(Component data from apps and pages)

========

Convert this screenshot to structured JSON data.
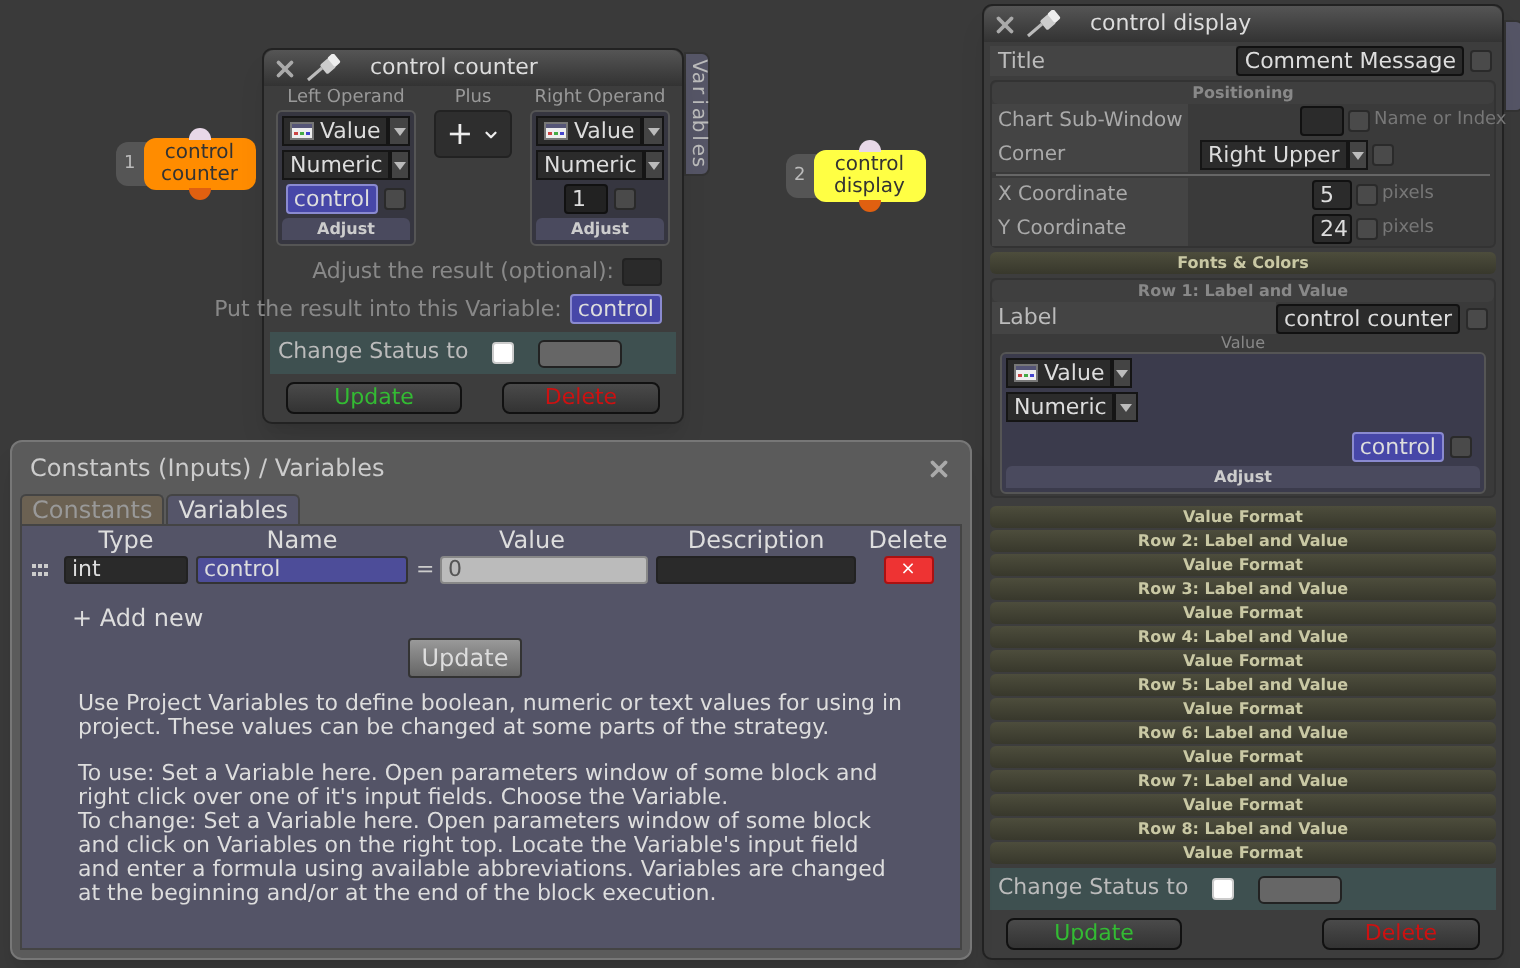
{
  "nodes": [
    {
      "number": "1",
      "label": "control counter",
      "color": "#ff8c00"
    },
    {
      "number": "2",
      "label": "control display",
      "color": "#ffff44"
    }
  ],
  "counter_window": {
    "title": "control counter",
    "side_tab": "Variables",
    "left_operand": {
      "heading": "Left Operand",
      "source": "Value",
      "type": "Numeric",
      "value": "control",
      "kind": "variable",
      "checked": false,
      "adjust": "Adjust"
    },
    "operation": {
      "heading": "Plus",
      "symbol": "+"
    },
    "right_operand": {
      "heading": "Right Operand",
      "source": "Value",
      "type": "Numeric",
      "value": "1",
      "kind": "number",
      "checked": false,
      "adjust": "Adjust"
    },
    "adjust_label": "Adjust the result (optional):",
    "result_label": "Put the result into this Variable:",
    "result_variable": "control",
    "status": {
      "label": "Change Status to",
      "checked": false
    },
    "buttons": [
      {
        "label": "Update",
        "kind": "update"
      },
      {
        "label": "Delete",
        "kind": "delete"
      }
    ]
  },
  "display_window": {
    "title": "control display",
    "title_row": {
      "label": "Title",
      "value": "Comment Message",
      "checked": false
    },
    "positioning": {
      "heading": "Positioning",
      "rows": [
        {
          "kind": "field",
          "label": "Chart Sub-Window",
          "checked": false,
          "hint": "Name or Index"
        },
        {
          "kind": "select",
          "label": "Corner",
          "value": "Right Upper",
          "checked": false
        },
        {
          "kind": "number",
          "label": "X Coordinate",
          "value": "5",
          "checked": false,
          "hint": "pixels"
        },
        {
          "kind": "number",
          "label": "Y Coordinate",
          "value": "24",
          "checked": false,
          "hint": "pixels"
        }
      ]
    },
    "fonts_heading": "Fonts & Colors",
    "row1": {
      "heading": "Row 1: Label and Value",
      "label": "Label",
      "label_value": "control counter",
      "checked": false,
      "value_caption": "Value",
      "source": "Value",
      "type": "Numeric",
      "variable": "control",
      "variable_checked": false,
      "adjust": "Adjust"
    },
    "sections": [
      "Value Format",
      "Row 2: Label and Value",
      "Value Format",
      "Row 3: Label and Value",
      "Value Format",
      "Row 4: Label and Value",
      "Value Format",
      "Row 5: Label and Value",
      "Value Format",
      "Row 6: Label and Value",
      "Value Format",
      "Row 7: Label and Value",
      "Value Format",
      "Row 8: Label and Value",
      "Value Format"
    ],
    "status": {
      "label": "Change Status to",
      "checked": false
    },
    "buttons": [
      {
        "label": "Update",
        "kind": "update"
      },
      {
        "label": "Delete",
        "kind": "delete"
      }
    ]
  },
  "variables_dialog": {
    "title": "Constants (Inputs) / Variables",
    "tabs": [
      {
        "label": "Constants",
        "selected": false
      },
      {
        "label": "Variables",
        "selected": true
      }
    ],
    "table": {
      "columns": [
        "Type",
        "Name",
        "Value",
        "Description",
        "Delete"
      ],
      "rows": [
        {
          "type": "int",
          "name": "control",
          "equals": "=",
          "value_placeholder": "0",
          "delete": "×"
        }
      ]
    },
    "add_new": "+ Add new",
    "update": "Update",
    "help": [
      [
        "Use Project Variables to define boolean, numeric or text values for using in project. These values can be changed at some parts of the strategy."
      ],
      [
        "To use: Set a Variable here. Open parameters window of some block and right click over one of it's input fields. Choose the Variable.",
        "To change: Set a Variable here. Open parameters window of some block and click on Variables on the right top. Locate the Variable's input field and enter a formula using available abbreviations. Variables are changed at the beginning and/or at the end of the block execution."
      ]
    ]
  }
}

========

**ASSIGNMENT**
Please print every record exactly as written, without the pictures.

**ANSWER BOX**
Convert this screenshot to structured JSON data.
{
  "nodes": [
    {
      "number": "1",
      "label": "control counter",
      "color": "#ff8c00"
    },
    {
      "number": "2",
      "label": "control display",
      "color": "#ffff44"
    }
  ],
  "counter_window": {
    "title": "control counter",
    "side_tab": "Variables",
    "left_operand": {
      "heading": "Left Operand",
      "source": "Value",
      "type": "Numeric",
      "value": "control",
      "kind": "variable",
      "checked": false,
      "adjust": "Adjust"
    },
    "operation": {
      "heading": "Plus",
      "symbol": "+"
    },
    "right_operand": {
      "heading": "Right Operand",
      "source": "Value",
      "type": "Numeric",
      "value": "1",
      "kind": "number",
      "checked": false,
      "adjust": "Adjust"
    },
    "adjust_label": "Adjust the result (optional):",
    "result_label": "Put the result into this Variable:",
    "result_variable": "control",
    "status": {
      "label": "Change Status to",
      "checked": false
    },
    "buttons": [
      {
        "label": "Update",
        "kind": "update"
      },
      {
        "label": "Delete",
        "kind": "delete"
      }
    ]
  },
  "display_window": {
    "title": "control display",
    "title_row": {
      "label": "Title",
      "value": "Comment Message",
      "checked": false
    },
    "positioning": {
      "heading": "Positioning",
      "rows": [
        {
          "kind": "field",
          "label": "Chart Sub-Window",
          "checked": false,
          "hint": "Name or Index"
        },
        {
          "kind": "select",
          "label": "Corner",
          "value": "Right Upper",
          "checked": false
        },
        {
          "kind": "number",
          "label": "X Coordinate",
          "value": "5",
          "checked": false,
          "hint": "pixels"
        },
        {
          "kind": "number",
          "label": "Y Coordinate",
          "value": "24",
          "checked": false,
          "hint": "pixels"
        }
      ]
    },
    "fonts_heading": "Fonts & Colors",
    "row1": {
      "heading": "Row 1: Label and Value",
      "label": "Label",
      "label_value": "control counter",
      "checked": false,
      "value_caption": "Value",
      "source": "Value",
      "type": "Numeric",
      "variable": "control",
      "variable_checked": false,
      "adjust": "Adjust"
    },
    "sections": [
      "Value Format",
      "Row 2: Label and Value",
      "Value Format",
      "Row 3: Label and Value",
      "Value Format",
      "Row 4: Label and Value",
      "Value Format",
      "Row 5: Label and Value",
      "Value Format",
      "Row 6: Label and Value",
      "Value Format",
      "Row 7: Label and Value",
      "Value Format",
      "Row 8: Label and Value",
      "Value Format"
    ],
    "status": {
      "label": "Change Status to",
      "checked": false
    },
    "buttons": [
      {
        "label": "Update",
        "kind": "update"
      },
      {
        "label": "Delete",
        "kind": "delete"
      }
    ]
  },
  "variables_dialog": {
    "title": "Constants (Inputs) / Variables",
    "tabs": [
      {
        "label": "Constants",
        "selected": false
      },
      {
        "label": "Variables",
        "selected": true
      }
    ],
    "table": {
      "columns": [
        "Type",
        "Name",
        "Value",
        "Description",
        "Delete"
      ],
      "rows": [
        {
          "type": "int",
          "name": "control",
          "equals": "=",
          "value_placeholder": "0",
          "delete": "×"
        }
      ]
    },
    "add_new": "+ Add new",
    "update": "Update",
    "help": [
      [
        "Use Project Variables to define boolean, numeric or text values for using in project. These values can be changed at some parts of the strategy."
      ],
      [
        "To use: Set a Variable here. Open parameters window of some block and right click over one of it's input fields. Choose the Variable.",
        "To change: Set a Variable here. Open parameters window of some block and click on Variables on the right top. Locate the Variable's input field and enter a formula using available abbreviations. Variables are changed at the beginning and/or at the end of the block execution."
      ]
    ]
  }
}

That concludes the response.